The more you learn ahead of time about the immigration process and the specific requirements you must fulfill to seek naturalization, the less likely you will encounter legal complications. However, it’s not uncommon for such issues to arise, which may delay or impede your ability to accomplish your goals. In such cases, it’s critical to know your rights and where to seek support to help resolve the problem.
You must be eligible in accordance with immigration laws to become a citizen
If you’re not eligible for citizenship but do not realize this fact, you might waste a lot of time and effort trying to achieve a goal you cannot accomplish at this time. This is why it is important to make sure you can fulfill all eligibility requirements before filing a petition. Such requirements include those shown in the following list:
- You have served as a member of the U.S. military.
- You’ve been married to a U.S. citizen for at least three consecutive years.
- You have legal permanent residency status (i.e., a green card).
If you’re eligible, you can then apply for naturalization through the United States Citizenship and Immigration Services (USCIS) department.
Two photographs no more than 30 days old
In addition to filling out Form N-400, the USCIS requires you to submit two recent photographs of yourself, which may be no more than 30 days old. If your appearance has changed — for instance, you had long hair at the time of the photo but now have short hair — you will need to take a new photograph that matches your current appearance.
You must also provide a copy of your fingerprints and take a civics and English test. One of the most important parts of the naturalization process is the immigration interview.
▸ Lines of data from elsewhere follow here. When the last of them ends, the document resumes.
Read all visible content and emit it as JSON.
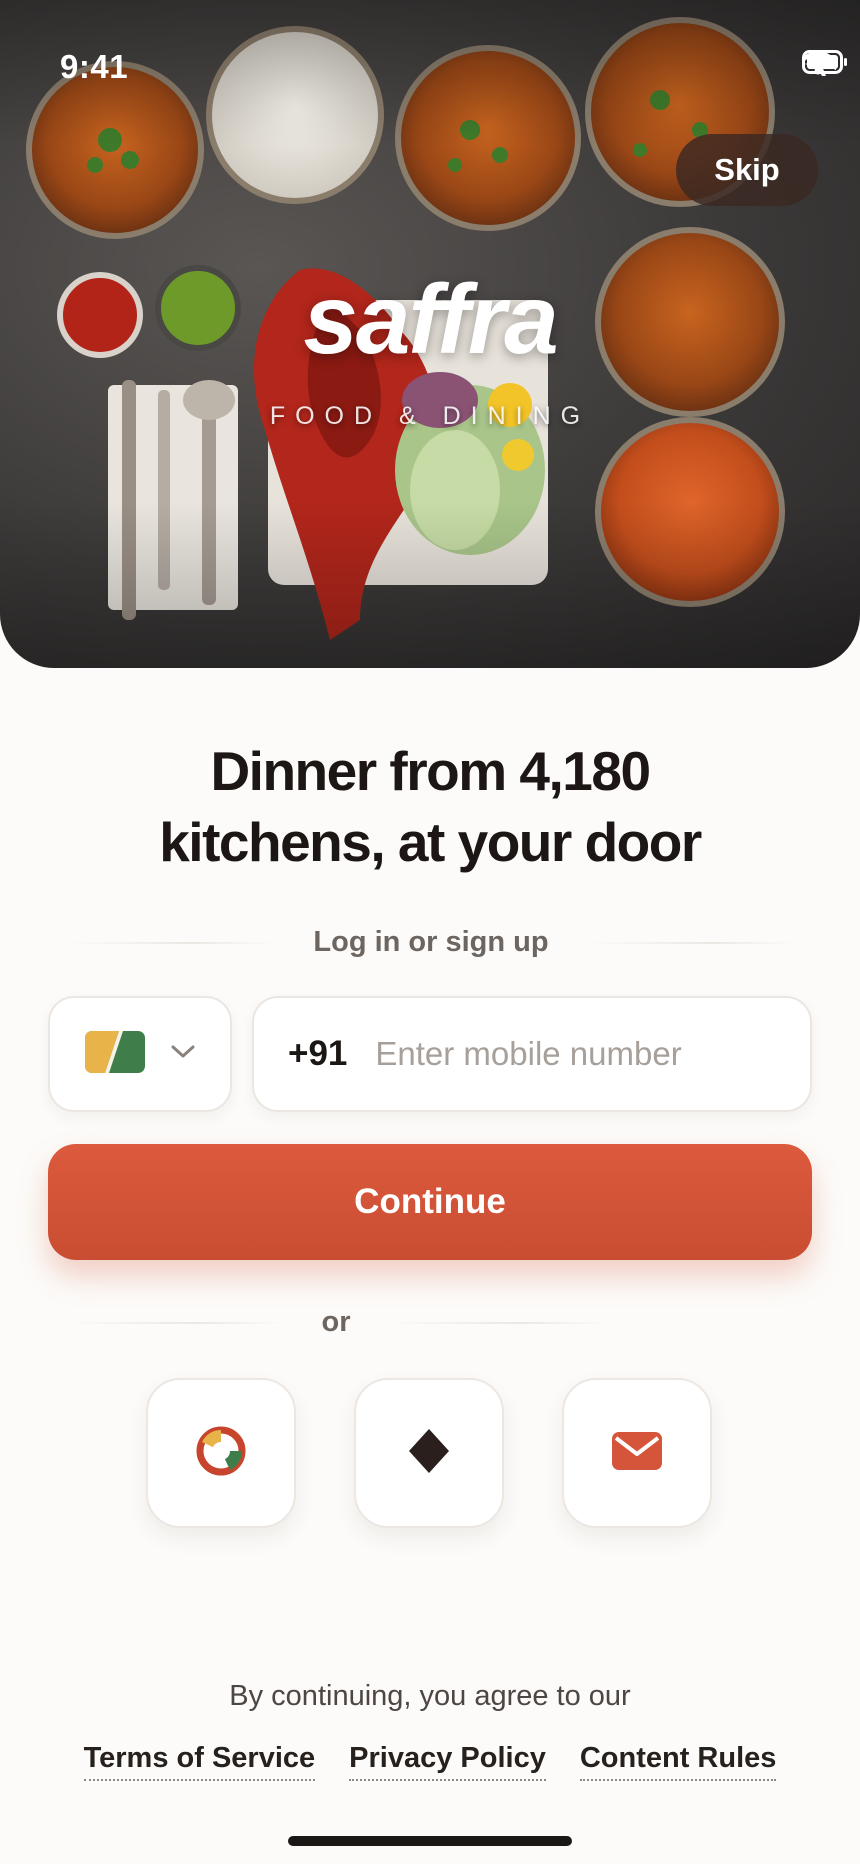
{
  "status_bar": {
    "time": "9:41",
    "icons": [
      "airplane-icon",
      "wifi-icon",
      "battery-icon"
    ]
  },
  "hero": {
    "skip_label": "Skip",
    "brand_name": "saffra",
    "brand_tagline": "FOOD & DINING"
  },
  "headline": {
    "line1": "Dinner from 4,180",
    "line2": "kitchens, at your door"
  },
  "login": {
    "divider_label": "Log in or sign up",
    "country_icon": "country-flag-icon",
    "dial_code": "+91",
    "phone_placeholder": "Enter mobile number",
    "continue_label": "Continue"
  },
  "alt_login": {
    "divider_label": "or",
    "options": [
      "google-icon",
      "apple-icon",
      "email-icon"
    ]
  },
  "legal": {
    "intro": "By continuing, you agree to our",
    "links": [
      "Terms of Service",
      "Privacy Policy",
      "Content Rules"
    ]
  },
  "colors": {
    "accent": "#d4553a",
    "background": "#fcfbf9",
    "text": "#1c1715"
  }
}
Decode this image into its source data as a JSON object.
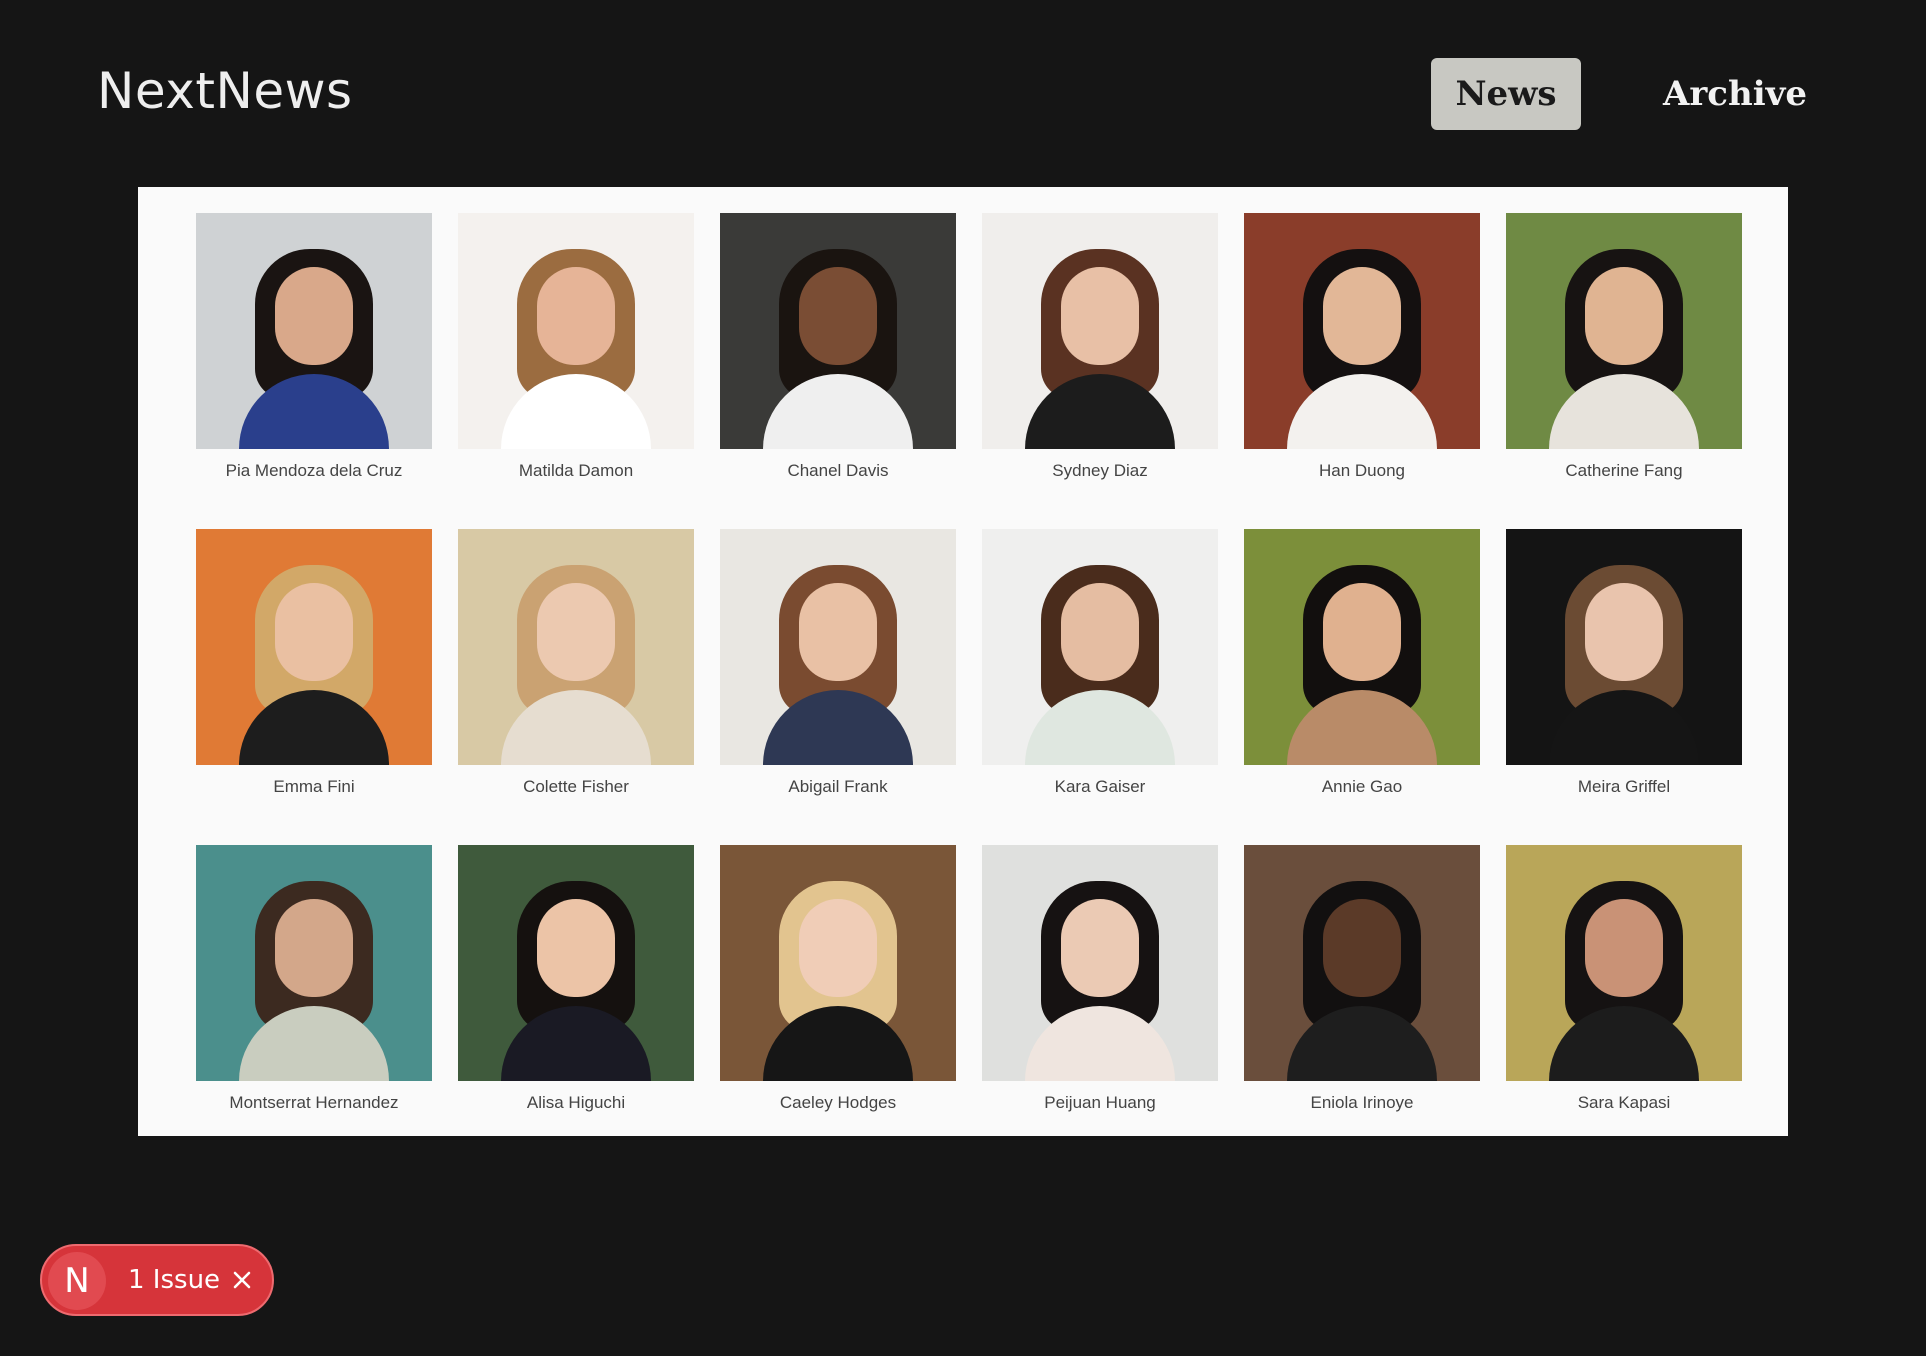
{
  "header": {
    "brand": "NextNews",
    "nav": [
      {
        "label": "News",
        "active": true
      },
      {
        "label": "Archive",
        "active": false
      }
    ]
  },
  "gallery": {
    "people": [
      {
        "name": "Pia Mendoza dela Cruz"
      },
      {
        "name": "Matilda Damon"
      },
      {
        "name": "Chanel Davis"
      },
      {
        "name": "Sydney Diaz"
      },
      {
        "name": "Han Duong"
      },
      {
        "name": "Catherine Fang"
      },
      {
        "name": "Emma Fini"
      },
      {
        "name": "Colette Fisher"
      },
      {
        "name": "Abigail Frank"
      },
      {
        "name": "Kara Gaiser"
      },
      {
        "name": "Annie Gao"
      },
      {
        "name": "Meira Griffel"
      },
      {
        "name": "Montserrat Hernandez"
      },
      {
        "name": "Alisa Higuchi"
      },
      {
        "name": "Caeley Hodges"
      },
      {
        "name": "Peijuan Huang"
      },
      {
        "name": "Eniola Irinoye"
      },
      {
        "name": "Sara Kapasi"
      }
    ]
  },
  "issues_badge": {
    "logo_letter": "N",
    "label": "1 Issue",
    "close_icon": "close-icon"
  },
  "colors": {
    "background": "#151515",
    "active_nav_bg": "#c8c8c2",
    "badge_red": "#d6343a"
  }
}
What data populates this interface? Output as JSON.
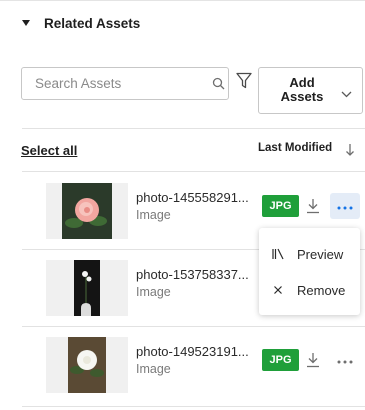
{
  "section": {
    "title": "Related Assets"
  },
  "search": {
    "placeholder": "Search Assets",
    "value": ""
  },
  "toolbar": {
    "add_assets_line1": "Add",
    "add_assets_line2": "Assets"
  },
  "list_header": {
    "select_all": "Select all",
    "sort_label": "Last Modified"
  },
  "assets": [
    {
      "name": "photo-145558291...",
      "type": "Image",
      "format": "JPG"
    },
    {
      "name": "photo-153758337...",
      "type": "Image",
      "format": ""
    },
    {
      "name": "photo-149523191...",
      "type": "Image",
      "format": "JPG"
    }
  ],
  "menu": {
    "preview": "Preview",
    "remove": "Remove"
  },
  "colors": {
    "badge_green": "#1f9f3a",
    "active_more_bg": "#e4ecf7",
    "link_blue": "#1473e6"
  }
}
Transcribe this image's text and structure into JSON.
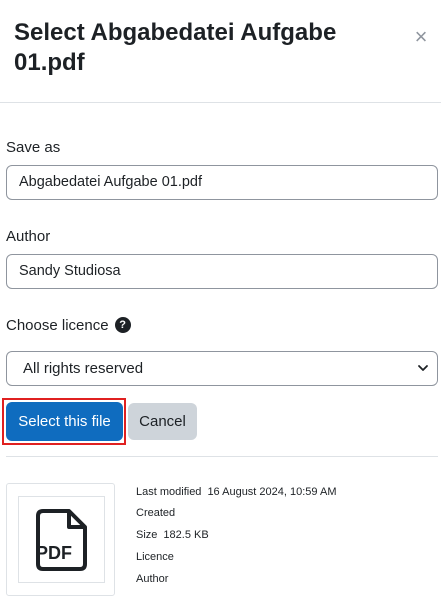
{
  "dialog": {
    "title": "Select Abgabedatei Aufgabe 01.pdf",
    "close_glyph": "×"
  },
  "form": {
    "save_as_label": "Save as",
    "save_as_value": "Abgabedatei Aufgabe 01.pdf",
    "author_label": "Author",
    "author_value": "Sandy Studiosa",
    "licence_label": "Choose licence",
    "licence_help_glyph": "?",
    "licence_selected": "All rights reserved"
  },
  "buttons": {
    "select_label": "Select this file",
    "cancel_label": "Cancel"
  },
  "file_info": {
    "icon_text": "PDF",
    "last_modified_label": "Last modified",
    "last_modified_value": "16 August 2024, 10:59 AM",
    "created_label": "Created",
    "size_label": "Size",
    "size_value": "182.5 KB",
    "licence_label": "Licence",
    "author_label": "Author"
  },
  "colors": {
    "primary": "#0f6cbf",
    "secondary": "#ced4da",
    "focus": "#e02020"
  }
}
During this interview, someone will ask you if you are willing to take an oath. The answers you provide to the interviewer should align with answers you wrote on your N-400 form.
Certificate of Naturalization
Once you have fully navigated the immigration process to become a U.S. citizen and have successfully fulfilled all requirements (including passing both tests), you will attend a special ceremony and be given a Certificate of Naturalization, signifying that you are a legal U.S. citizen. If legal complications arise at any time, you should not hesitate to reach out for additional support.